Apr 15, 2020
I suspect someone ran these through a PCB wash cycle without first removing the heatsinks. That could get water trapped in gaps between the heatsink and the IC. When it was turned, the water turns to steam and bad things happen. PCB washing is very common if you do not use a "No Clean" soldering process. Another other possibility has them removing the heatsink, washing the PCB, then putting the heatsink back on without first drying the PCB . Another possibility is they put them in an oven to dry and ramped the temperature up too fast causing steam to form between the heatsink and the PCB. The heatsink, if attached would accept the heat from the oven very quickly.


I must wonder though how he knew they were mined. Did he ask the owners where they got the card from?
40+ of the GPUs were still under warranty, so he called the customers to ask them why the heck did they send the GPUs for repair. 25 of them responded and told him they have no receipt for RMA because they bought the GPUs used online in late november through early december.

When 25/25 of people with the same issue have bought their used GPUs at about the same time, there is a pretty good chance they all came from the same batch of improperly stored GPUs where moisture was left on long enough to seep deep enough into the GPU die and make it pop under load.

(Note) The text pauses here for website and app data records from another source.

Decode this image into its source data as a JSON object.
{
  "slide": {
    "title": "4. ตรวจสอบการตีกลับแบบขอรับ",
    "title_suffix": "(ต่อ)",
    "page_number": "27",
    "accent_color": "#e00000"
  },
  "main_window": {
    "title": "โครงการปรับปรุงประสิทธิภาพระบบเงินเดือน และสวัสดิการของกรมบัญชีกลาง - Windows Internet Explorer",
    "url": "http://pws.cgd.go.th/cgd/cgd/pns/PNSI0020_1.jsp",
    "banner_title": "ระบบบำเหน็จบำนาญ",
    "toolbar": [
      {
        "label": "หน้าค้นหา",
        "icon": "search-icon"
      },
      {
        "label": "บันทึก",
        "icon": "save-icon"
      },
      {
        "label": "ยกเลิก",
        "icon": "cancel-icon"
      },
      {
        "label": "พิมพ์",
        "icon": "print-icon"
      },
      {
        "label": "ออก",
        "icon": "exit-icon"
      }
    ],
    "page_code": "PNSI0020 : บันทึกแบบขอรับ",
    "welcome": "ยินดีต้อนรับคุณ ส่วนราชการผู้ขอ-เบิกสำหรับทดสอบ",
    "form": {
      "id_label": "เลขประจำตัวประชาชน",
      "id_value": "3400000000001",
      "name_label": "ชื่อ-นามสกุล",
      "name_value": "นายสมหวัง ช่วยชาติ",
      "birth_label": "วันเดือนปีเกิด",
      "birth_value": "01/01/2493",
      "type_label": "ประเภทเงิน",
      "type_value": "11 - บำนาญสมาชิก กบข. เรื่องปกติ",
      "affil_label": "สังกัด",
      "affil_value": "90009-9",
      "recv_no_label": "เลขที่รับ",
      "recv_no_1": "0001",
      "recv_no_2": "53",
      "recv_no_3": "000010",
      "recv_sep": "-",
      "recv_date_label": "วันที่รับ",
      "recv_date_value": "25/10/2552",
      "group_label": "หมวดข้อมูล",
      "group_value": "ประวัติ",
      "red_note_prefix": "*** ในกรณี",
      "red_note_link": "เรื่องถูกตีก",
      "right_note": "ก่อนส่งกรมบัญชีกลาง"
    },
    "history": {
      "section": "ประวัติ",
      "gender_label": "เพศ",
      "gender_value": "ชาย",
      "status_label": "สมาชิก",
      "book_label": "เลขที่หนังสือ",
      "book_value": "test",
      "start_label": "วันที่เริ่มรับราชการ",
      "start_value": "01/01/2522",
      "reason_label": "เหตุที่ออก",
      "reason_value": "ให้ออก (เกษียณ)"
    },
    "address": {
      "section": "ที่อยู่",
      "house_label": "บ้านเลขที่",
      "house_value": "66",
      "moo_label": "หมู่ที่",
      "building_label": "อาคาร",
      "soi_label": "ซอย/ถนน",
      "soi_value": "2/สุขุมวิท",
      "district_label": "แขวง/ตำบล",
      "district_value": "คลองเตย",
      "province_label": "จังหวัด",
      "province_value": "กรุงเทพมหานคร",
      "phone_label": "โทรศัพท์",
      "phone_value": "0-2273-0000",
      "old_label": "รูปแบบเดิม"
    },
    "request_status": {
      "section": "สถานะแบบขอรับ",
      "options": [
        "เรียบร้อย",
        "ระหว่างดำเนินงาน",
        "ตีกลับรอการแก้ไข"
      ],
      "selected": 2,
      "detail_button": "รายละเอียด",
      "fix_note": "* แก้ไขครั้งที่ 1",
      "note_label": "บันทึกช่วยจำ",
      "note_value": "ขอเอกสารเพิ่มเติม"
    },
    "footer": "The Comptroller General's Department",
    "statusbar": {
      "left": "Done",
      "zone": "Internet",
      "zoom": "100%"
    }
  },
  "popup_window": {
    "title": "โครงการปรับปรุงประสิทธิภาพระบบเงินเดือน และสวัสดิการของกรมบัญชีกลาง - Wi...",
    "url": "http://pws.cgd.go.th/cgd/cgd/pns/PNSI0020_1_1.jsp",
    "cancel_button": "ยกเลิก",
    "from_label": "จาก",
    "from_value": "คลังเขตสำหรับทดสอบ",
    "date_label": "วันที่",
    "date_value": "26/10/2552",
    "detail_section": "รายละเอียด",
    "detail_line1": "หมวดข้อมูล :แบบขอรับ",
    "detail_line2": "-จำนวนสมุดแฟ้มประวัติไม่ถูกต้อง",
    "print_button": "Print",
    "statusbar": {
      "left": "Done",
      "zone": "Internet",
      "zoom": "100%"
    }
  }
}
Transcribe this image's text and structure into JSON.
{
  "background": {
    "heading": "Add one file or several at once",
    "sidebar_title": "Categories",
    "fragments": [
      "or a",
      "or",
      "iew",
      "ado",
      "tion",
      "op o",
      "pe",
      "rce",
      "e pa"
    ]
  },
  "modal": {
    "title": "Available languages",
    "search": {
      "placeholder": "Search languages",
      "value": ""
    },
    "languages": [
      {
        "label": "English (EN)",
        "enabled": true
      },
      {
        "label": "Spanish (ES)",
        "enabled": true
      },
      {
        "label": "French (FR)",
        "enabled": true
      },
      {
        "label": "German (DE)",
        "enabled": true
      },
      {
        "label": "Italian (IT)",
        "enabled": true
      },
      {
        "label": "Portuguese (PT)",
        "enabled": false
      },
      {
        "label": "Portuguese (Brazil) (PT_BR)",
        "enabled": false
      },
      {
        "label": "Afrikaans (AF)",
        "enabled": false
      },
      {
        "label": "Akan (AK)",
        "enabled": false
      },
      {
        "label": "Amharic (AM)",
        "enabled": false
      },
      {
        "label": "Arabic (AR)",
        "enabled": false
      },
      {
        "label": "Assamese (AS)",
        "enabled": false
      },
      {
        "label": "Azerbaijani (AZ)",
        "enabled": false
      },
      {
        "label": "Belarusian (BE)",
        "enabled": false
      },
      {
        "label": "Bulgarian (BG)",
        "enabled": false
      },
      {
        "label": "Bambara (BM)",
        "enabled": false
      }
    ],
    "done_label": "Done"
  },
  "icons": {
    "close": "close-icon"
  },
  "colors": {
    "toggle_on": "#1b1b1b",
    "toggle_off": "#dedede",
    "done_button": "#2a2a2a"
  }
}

If you buy a used GPU and it looks factory-clean, assume it got pressure-washed and bake it at 70-80C for 24h before use.

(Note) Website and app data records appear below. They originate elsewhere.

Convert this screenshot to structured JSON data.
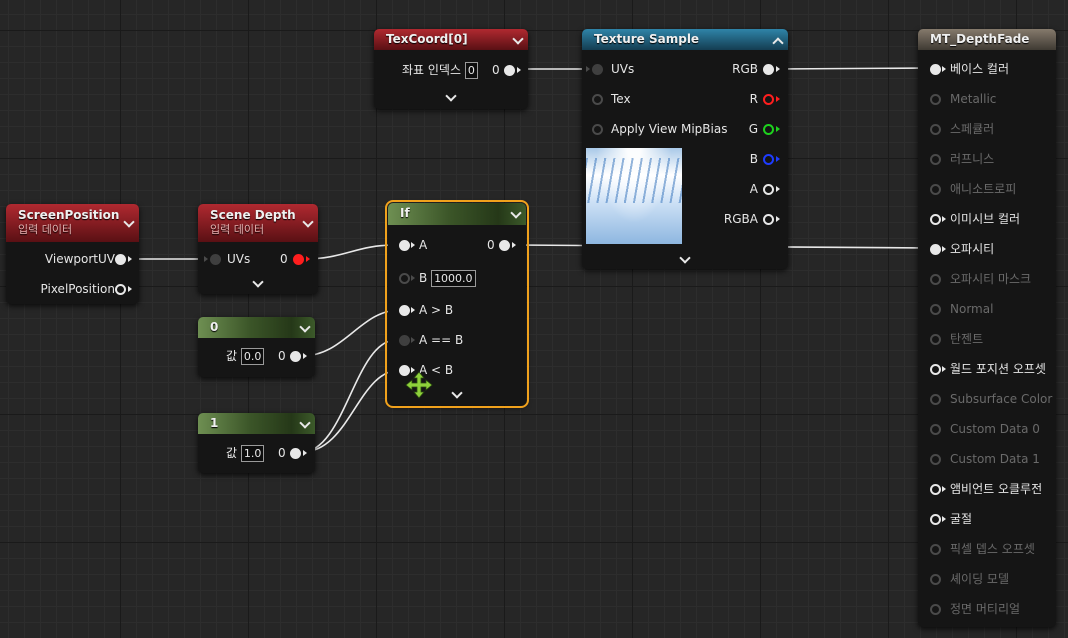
{
  "nodes": {
    "screen_position": {
      "title": "ScreenPosition",
      "subtitle": "입력 데이터",
      "outputs": [
        "ViewportUV",
        "PixelPosition"
      ]
    },
    "scene_depth": {
      "title": "Scene Depth",
      "subtitle": "입력 데이터",
      "input": "UVs",
      "output": "0"
    },
    "const0": {
      "title": "0",
      "label": "값",
      "value": "0.0",
      "output": "0"
    },
    "const1": {
      "title": "1",
      "label": "값",
      "value": "1.0",
      "output": "0"
    },
    "if_node": {
      "title": "If",
      "inputs": {
        "a": "A",
        "b": "B",
        "b_value": "1000.0",
        "agb": "A > B",
        "aeb": "A == B",
        "alb": "A < B"
      },
      "output": "0"
    },
    "texcoord": {
      "title": "TexCoord[0]",
      "label": "좌표 인덱스",
      "value": "0",
      "output": "0"
    },
    "texture_sample": {
      "title": "Texture Sample",
      "inputs": [
        "UVs",
        "Tex",
        "Apply View MipBias"
      ],
      "outputs": [
        "RGB",
        "R",
        "G",
        "B",
        "A",
        "RGBA"
      ]
    },
    "material": {
      "title": "MT_DepthFade",
      "pins": [
        {
          "label": "베이스 컬러",
          "enabled": true,
          "connected": true
        },
        {
          "label": "Metallic",
          "enabled": false,
          "connected": false
        },
        {
          "label": "스페큘러",
          "enabled": false,
          "connected": false
        },
        {
          "label": "러프니스",
          "enabled": false,
          "connected": false
        },
        {
          "label": "애니소트로피",
          "enabled": false,
          "connected": false
        },
        {
          "label": "이미시브 컬러",
          "enabled": true,
          "connected": false
        },
        {
          "label": "오파시티",
          "enabled": true,
          "connected": true
        },
        {
          "label": "오파시티 마스크",
          "enabled": false,
          "connected": false
        },
        {
          "label": "Normal",
          "enabled": false,
          "connected": false
        },
        {
          "label": "탄젠트",
          "enabled": false,
          "connected": false
        },
        {
          "label": "월드 포지션 오프셋",
          "enabled": true,
          "connected": false
        },
        {
          "label": "Subsurface Color",
          "enabled": false,
          "connected": false
        },
        {
          "label": "Custom Data 0",
          "enabled": false,
          "connected": false
        },
        {
          "label": "Custom Data 1",
          "enabled": false,
          "connected": false
        },
        {
          "label": "앰비언트 오클루전",
          "enabled": true,
          "connected": false
        },
        {
          "label": "굴절",
          "enabled": true,
          "connected": false
        },
        {
          "label": "픽셀 뎁스 오프셋",
          "enabled": false,
          "connected": false
        },
        {
          "label": "셰이딩 모델",
          "enabled": false,
          "connected": false
        },
        {
          "label": "정면 머티리얼",
          "enabled": false,
          "connected": false
        }
      ]
    }
  },
  "colors": {
    "selection": "#f0a11c",
    "wire": "#e8e8e8",
    "move_icon": "#8ed13b"
  },
  "icons": [
    "chevron-down-icon",
    "chevron-up-icon",
    "move-cursor-icon"
  ]
}
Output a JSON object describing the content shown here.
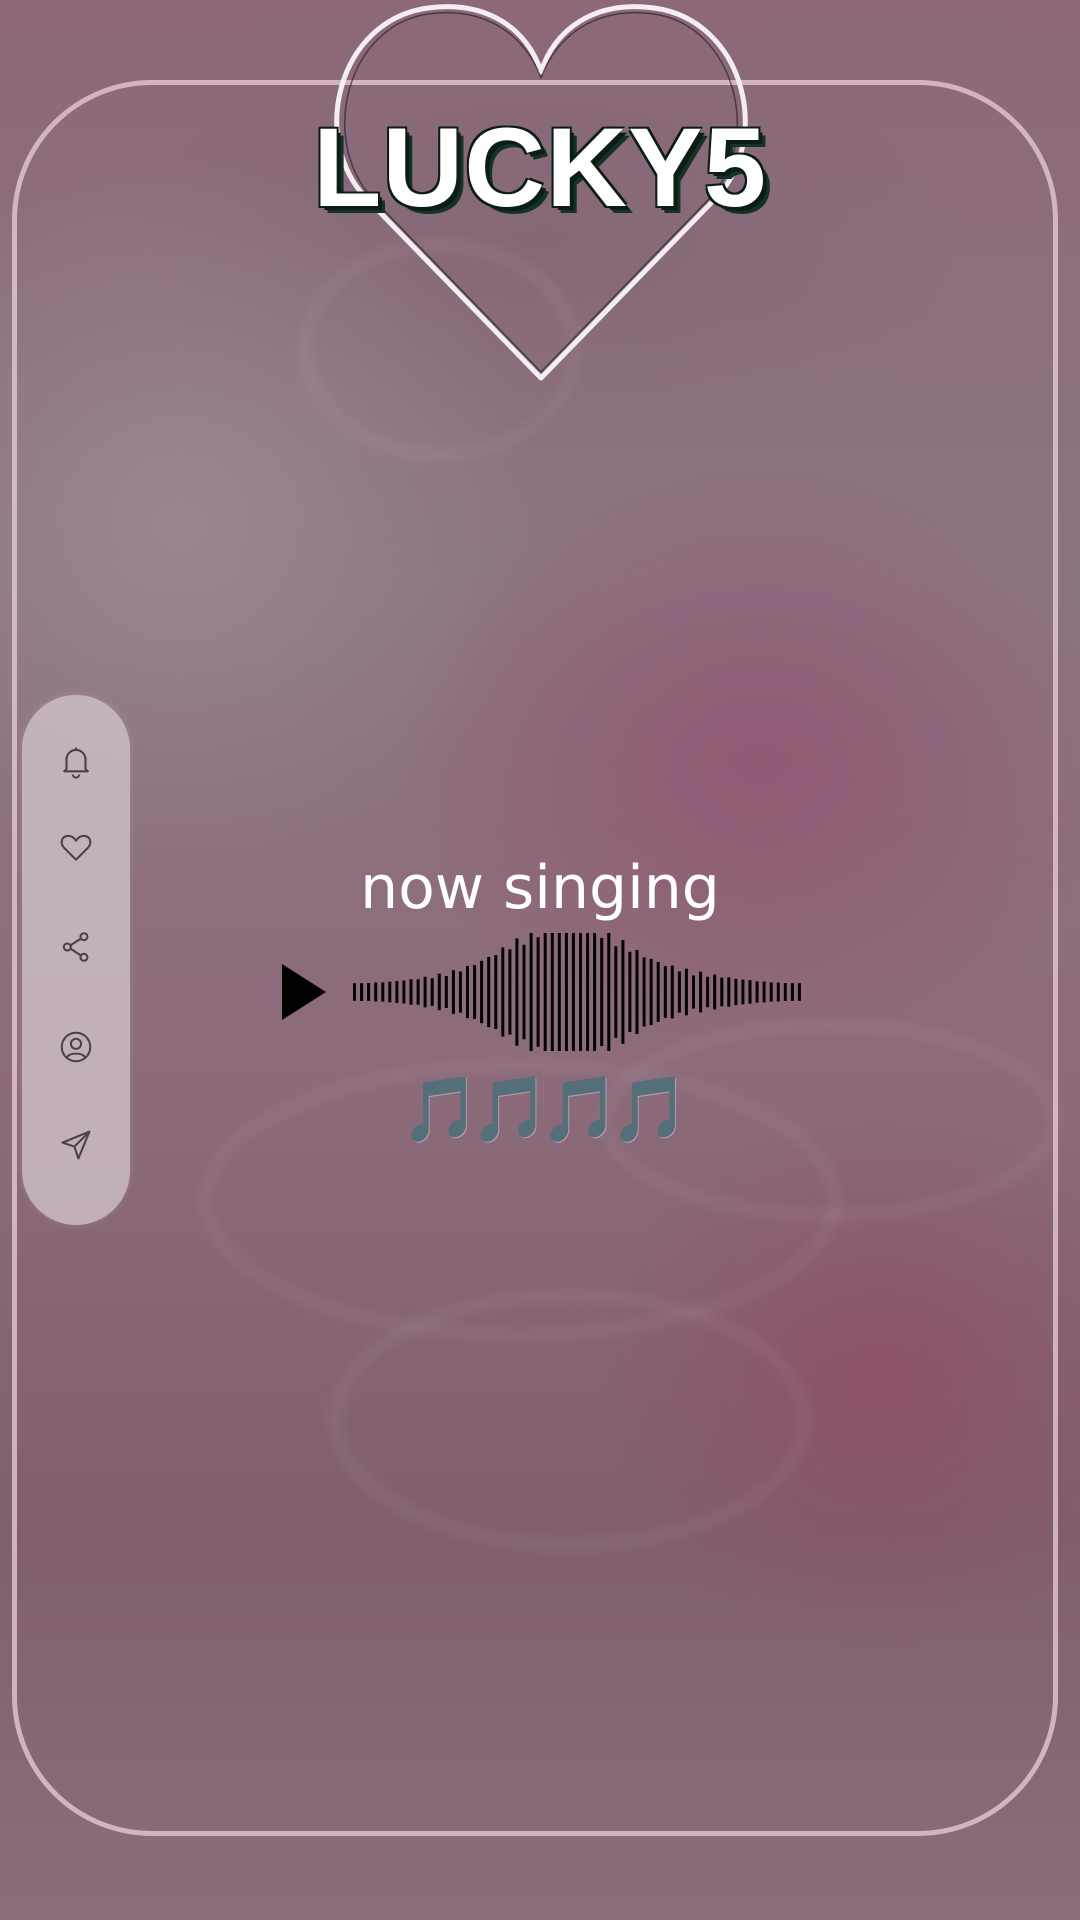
{
  "app": {
    "brand": "LUCKY5"
  },
  "player": {
    "status_label": "now singing",
    "notes": "🎵🎵🎵🎵",
    "play_icon": "play-icon"
  },
  "sidebar": {
    "items": [
      {
        "icon": "bell-icon"
      },
      {
        "icon": "heart-icon"
      },
      {
        "icon": "share-icon"
      },
      {
        "icon": "profile-icon"
      },
      {
        "icon": "send-icon"
      }
    ]
  },
  "colors": {
    "background": "#8a6775",
    "frame": "#e8cdda",
    "panel": "#cdc0c8",
    "icon_stroke": "#4a4048",
    "text": "#ffffff"
  }
}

Jun 16, 2007
This is one of the many risks with cards that were used in mining farms. They are abused heavily, as the goal of them is to bring the TGP value as close to the TBP value as possible while trying to maximize hash rat without delving well into the realm of diminishing returns.
Since GPU mining has a time factor to it (mining difficulty increases over time as the global mining hash rates increase, this creates a GPU compute arms race between miners, thus they end up running the cards very close to their thermal limits (fan curves focused on reducing TBP), and occasionally doing things like strapping an extra heatsink on certain parts of the board to provide a little extra cooling to a few DRAM chips that may be overheating. The goal iis to maximize profits over the entire planned length of time it will be spent mining, taking into account increases in mining difficulty, and all other factors are distant afterthoughts.

The end result is cards where the GPU and VRAM spend months of years very close to their thermal limits.

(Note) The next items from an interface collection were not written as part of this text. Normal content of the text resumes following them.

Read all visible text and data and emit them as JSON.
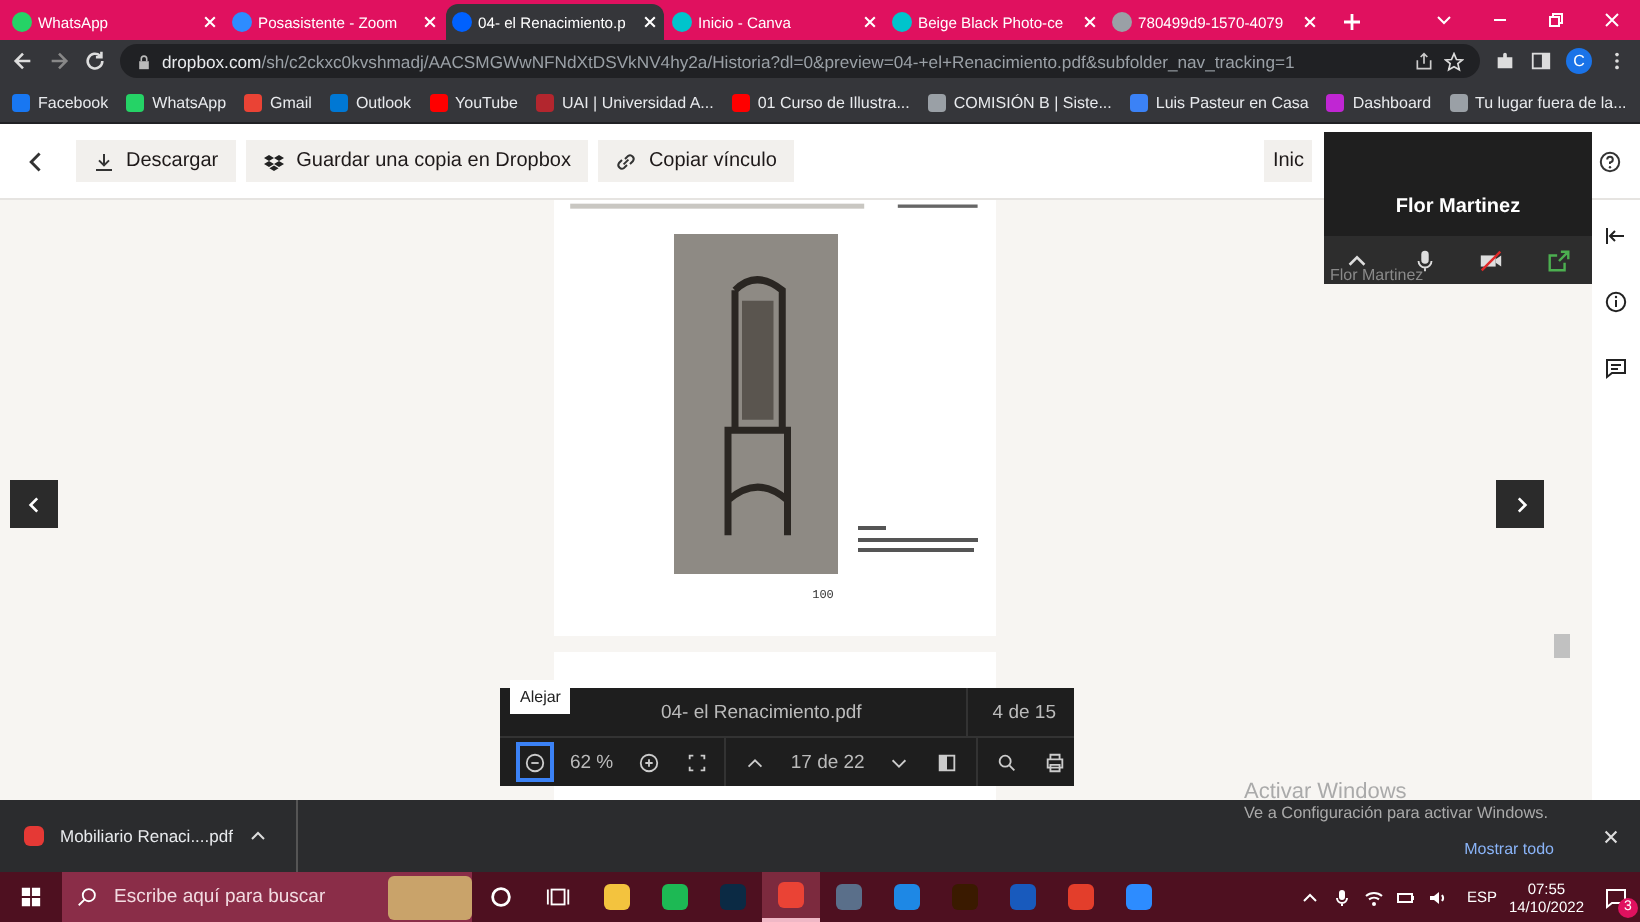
{
  "browser": {
    "tabs": [
      {
        "title": "WhatsApp",
        "selected": false
      },
      {
        "title": "Posasistente - Zoom",
        "selected": false
      },
      {
        "title": "04- el Renacimiento.p",
        "selected": true
      },
      {
        "title": "Inicio - Canva",
        "selected": false
      },
      {
        "title": "Beige Black Photo-ce",
        "selected": false
      },
      {
        "title": "780499d9-1570-4079",
        "selected": false
      }
    ],
    "address": {
      "host": "dropbox.com",
      "path": "/sh/c2ckxc0kvshmadj/AACSMGWwNFNdXtDSVkNV4hy2a/Historia?dl=0&preview=04-+el+Renacimiento.pdf&subfolder_nav_tracking=1"
    },
    "profile": "C",
    "bookmarks": [
      "Facebook",
      "WhatsApp",
      "Gmail",
      "Outlook",
      "YouTube",
      "UAI | Universidad A...",
      "01 Curso de Illustra...",
      "COMISIÓN B | Siste...",
      "Luis Pasteur en Casa",
      "Dashboard",
      "Tu lugar fuera de la..."
    ]
  },
  "toolbar": {
    "buttons": [
      "Descargar",
      "Guardar una copia en Dropbox",
      "Copiar vínculo"
    ],
    "right_button": "Inic"
  },
  "zoom_window": {
    "name": "Flor Martinez",
    "caption": "Flor Martinez"
  },
  "document": {
    "page_number": "100"
  },
  "pdf_bar": {
    "tooltip": "Alejar",
    "filename": "04- el Renacimiento.pdf",
    "file_position": "4 de 15",
    "zoom": "62 %",
    "page": "17 de 22"
  },
  "activation": {
    "title": "Activar Windows",
    "text": "Ve a Configuración para activar Windows."
  },
  "downloads": {
    "file": "Mobiliario Renaci....pdf",
    "show_all": "Mostrar todo"
  },
  "taskbar": {
    "search_placeholder": "Escribe aquí para buscar",
    "apps": [
      {
        "kind": "cortana",
        "active": false
      },
      {
        "kind": "taskview",
        "active": false
      },
      {
        "kind": "explorer",
        "active": false
      },
      {
        "kind": "spotify",
        "active": false
      },
      {
        "kind": "photoshop",
        "active": false
      },
      {
        "kind": "chrome",
        "active": true
      },
      {
        "kind": "calculator",
        "active": false
      },
      {
        "kind": "calendar",
        "active": false
      },
      {
        "kind": "illustrator",
        "active": false
      },
      {
        "kind": "word",
        "active": false
      },
      {
        "kind": "red",
        "active": false
      },
      {
        "kind": "zoom",
        "active": false
      }
    ],
    "lang": "ESP",
    "time": "07:55",
    "date": "14/10/2022",
    "notifications": "3"
  }
}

They will then behave like the NFT bros when it comes to sycophantic downplaying of the abuse of the cards, and try to make it like they downclocked the card by 80% and kept mining farm on Pluto to ensure that the cards would be kept cool. Though this is because they have a lot of money riding on a card that they minded on for years and then tricking people to spend close to MSRP for their used and abused cards.
This is similar to used car dealerships that attempt to resell a fleet car or "Program" car, which are card used in rental car fleets, where they are abused and rarely serviced before getting a bunch of maintenance done at the last minute before being sold. The sucker who ends up with the cae finds out a few months later wen they go in for an oil change, that the car burned 2+ quarts of oil and has lost most of its compression, before doing a surprised pikachu face when the mechanic wants like $10K to fix the engine.
  • Like
Reactions: artk2219